and, reforming the line, made an effort to hold our position until re-enforcements arrived. Soon the enemy appeared upon the right flank, and, there being danger of being overwhelmed and captured, I ordered the regiment to fall back to the woods. Our supports having arrived, I retired from the field and joined the brigade. We remained in the woods all night, and on the morning of the 3rd instant moved with the brigade to the front. Nothing of note transpired until about 5 p. m., when we again moved with the brigade to the right, and were assigned to the support of two batteries. For a short time we were subjected to a heavy artillery fire. The enemy not essaying to attack us, we moved back to our former position. The regiment behaved well during the whole engagement, both officers and men doing their whole duty. I would especially mention Sergt. Charles A. Monks, Company C, for his bravery and gallant conduct on the field. I regret to report the death of First Lieutenant Charles F. Walker, Company B, a gallant and efficient officer, who was killed on the afternoon of the 3rd instant. My loss in killed is 16; wounded, 84; missing, 12; total, 112. 8
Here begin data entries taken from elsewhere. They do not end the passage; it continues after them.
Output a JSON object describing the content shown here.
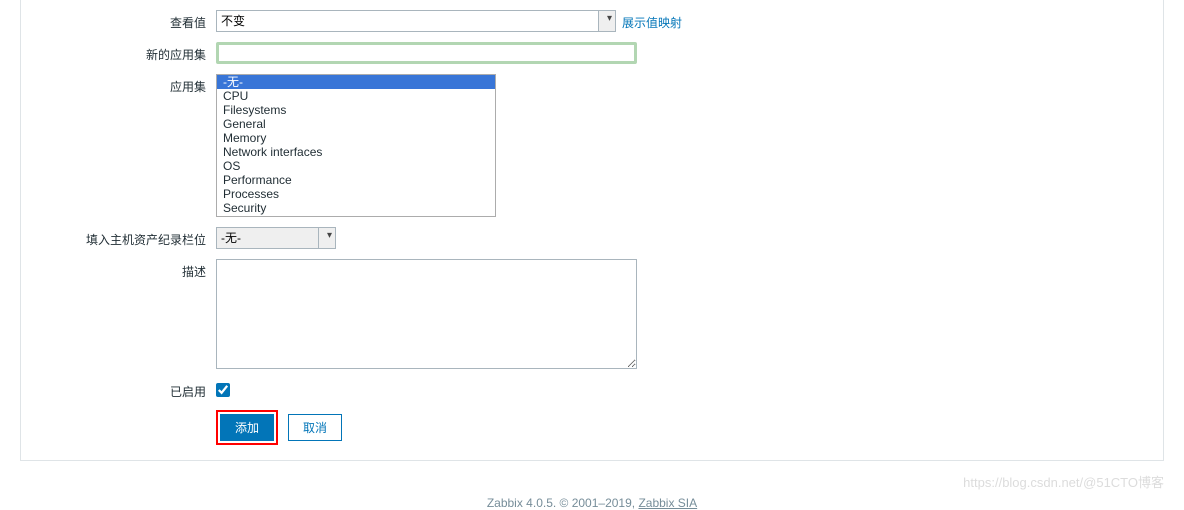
{
  "form": {
    "view_values": {
      "label": "查看值",
      "selected": "不变",
      "show_mapping_link": "展示值映射"
    },
    "new_app": {
      "label": "新的应用集",
      "value": ""
    },
    "applications": {
      "label": "应用集",
      "options": [
        "-无-",
        "CPU",
        "Filesystems",
        "General",
        "Memory",
        "Network interfaces",
        "OS",
        "Performance",
        "Processes",
        "Security"
      ],
      "selected_index": 0
    },
    "inventory": {
      "label": "填入主机资产纪录栏位",
      "selected": "-无-"
    },
    "description": {
      "label": "描述",
      "value": ""
    },
    "enabled": {
      "label": "已启用",
      "checked": true
    },
    "buttons": {
      "add": "添加",
      "cancel": "取消"
    }
  },
  "footer": {
    "text_prefix": "Zabbix 4.0.5. © 2001–2019, ",
    "link_text": "Zabbix SIA"
  },
  "watermark": "https://blog.csdn.net/@51CTO博客"
}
Very respectfully, your obedient servant,
Major, Comdg. Seventh Regiment New Jersey Volunteers.
Captain T. W. EAYERE,
Captain, and Assistant Adjutant-General.
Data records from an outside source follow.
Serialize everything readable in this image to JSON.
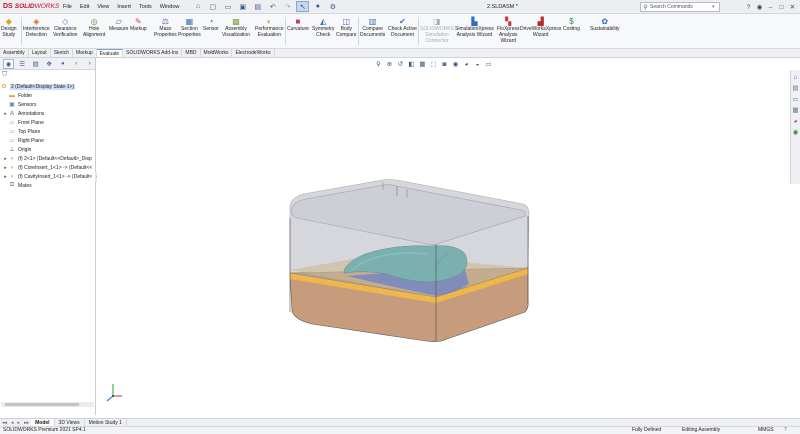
{
  "app": {
    "brand_ds": "DS",
    "brand_solid": "SOLID",
    "brand_works": "WORKS",
    "doc_title": "2.SLDASM *"
  },
  "menu": [
    "File",
    "Edit",
    "View",
    "Insert",
    "Tools",
    "Window"
  ],
  "quick_icons": [
    "home-icon",
    "new-document-icon",
    "open-icon",
    "save-icon",
    "print-icon",
    "undo-icon",
    "redo-icon",
    "select-icon",
    "rebuild-icon",
    "options-icon"
  ],
  "search": {
    "placeholder": "Search Commands"
  },
  "command_groups": [
    {
      "label": "Design\nStudy",
      "icon": "design-study-icon"
    },
    {
      "label": "Interference\nDetection",
      "icon": "interference-icon"
    },
    {
      "label": "Clearance\nVerification",
      "icon": "clearance-icon"
    },
    {
      "label": "Hole\nAlignment",
      "icon": "hole-alignment-icon"
    },
    {
      "label": "Measure",
      "icon": "measure-icon"
    },
    {
      "label": "Markup",
      "icon": "markup-icon"
    },
    {
      "label": "Mass\nProperties",
      "icon": "mass-properties-icon"
    },
    {
      "label": "Section\nProperties",
      "icon": "section-properties-icon"
    },
    {
      "label": "Sensor",
      "icon": "sensor-icon"
    },
    {
      "label": "Assembly\nVisualization",
      "icon": "assembly-visualization-icon"
    },
    {
      "label": "Performance\nEvaluation",
      "icon": "performance-icon"
    },
    {
      "label": "Curvature",
      "icon": "curvature-icon"
    },
    {
      "label": "Symmetry\nCheck",
      "icon": "symmetry-icon"
    },
    {
      "label": "Body\nCompare",
      "icon": "body-compare-icon"
    },
    {
      "label": "Compare\nDocuments",
      "icon": "compare-documents-icon"
    },
    {
      "label": "Check Active\nDocument",
      "icon": "check-document-icon"
    },
    {
      "label": "SOLIDWORKS\nSimulation\nConnector",
      "icon": "simulation-connector-icon"
    },
    {
      "label": "SimulationXpress\nAnalysis Wizard",
      "icon": "simulationxpress-icon"
    },
    {
      "label": "FloXpress\nAnalysis\nWizard",
      "icon": "floxpress-icon"
    },
    {
      "label": "DriveWorksXpress\nWizard",
      "icon": "driveworks-icon"
    },
    {
      "label": "Costing",
      "icon": "costing-icon"
    },
    {
      "label": "Sustainability",
      "icon": "sustainability-icon"
    }
  ],
  "tabs": [
    "Assembly",
    "Layout",
    "Sketch",
    "Markup",
    "Evaluate",
    "SOLIDWORKS Add-Ins",
    "MBD",
    "MoldWorks",
    "ElectrodeWorks"
  ],
  "active_tab": "Evaluate",
  "tree": {
    "root": "2  (Default<Display State-1>)",
    "items": [
      {
        "label": "Folder",
        "icon": "folder-icon",
        "twisty": ""
      },
      {
        "label": "Sensors",
        "icon": "sensor-icon",
        "twisty": ""
      },
      {
        "label": "Annotations",
        "icon": "annotations-icon",
        "twisty": "▸"
      },
      {
        "label": "Front Plane",
        "icon": "plane-icon",
        "twisty": ""
      },
      {
        "label": "Top Plane",
        "icon": "plane-icon",
        "twisty": ""
      },
      {
        "label": "Right Plane",
        "icon": "plane-icon",
        "twisty": ""
      },
      {
        "label": "Origin",
        "icon": "origin-icon",
        "twisty": ""
      },
      {
        "label": "(f) 2<1> (Default<<Default>_Disp",
        "icon": "part-icon",
        "twisty": "▸"
      },
      {
        "label": "(f) CoreInsert_1<1> -> (Default<<",
        "icon": "part-icon",
        "twisty": "▸"
      },
      {
        "label": "(f) CavityInsert_1<1> -> (Default<",
        "icon": "part-icon",
        "twisty": "▸"
      },
      {
        "label": "Mates",
        "icon": "mates-icon",
        "twisty": ""
      }
    ]
  },
  "bottom_tabs": [
    "Model",
    "3D Views",
    "Motion Study 1"
  ],
  "status": {
    "product": "SOLIDWORKS Premium 2021 SP4.1",
    "defined": "Fully Defined",
    "mode": "Editing Assembly",
    "units": "MMGS"
  }
}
Numbers 179. Report of Brigadier General Washington L. Elliott, U. S. Army, commanding Third Division.
HDQRS. THIRD DIVISION, THIRD ARMY CORPS,
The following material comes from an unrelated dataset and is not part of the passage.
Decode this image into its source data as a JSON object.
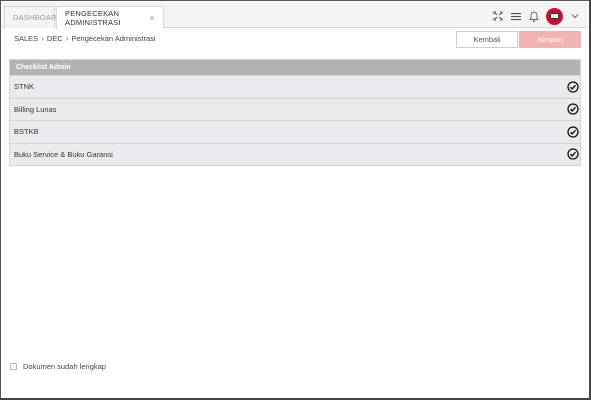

July 27, 1863.
CAPTAIN: In accordance with circular of this date from headquarters Third Army Corps, I have the honor to submit the following report of the operations of my division on July 23, 24, and 25: The division is organized as follows: The First Brigade, Brigadier General W. H. Morris commanding: Sixth New York Artillery, One hundred and fifty-first New York Infantry, Tenth Vermont Infantry, Fourteenth New Jersey Infantry. The Second Brigade, Colonel J. W. Keifer, One hundred and tenth Ohio Infantry, commanding: One hundred and tenth and One hundred and twenty-second Ohio Infantry, One hundred and thirty-eighth Pennsylvania Infantry, and Sixth Maryland Infantry. The Third Brigade, Colonel B. F. Smith, One hundred and twenty-sixth Ohio Infantry, One hundred and sixth New York Infantry, and Sixty/seventh and Eighty-seventh Pennsylvania Infantry. On the 23d, the division marched from Piedmont to linden, in Manassas Gap; the Tenth Vermont Infantry detached as guard for trains of corps. About 5 p. m. the division advanced in order of battle to support the First and Second Division, and in the following order: The First Brigade on the left, Third Brigade on the right, and Second Brigade
* But see revised statement, p. 178.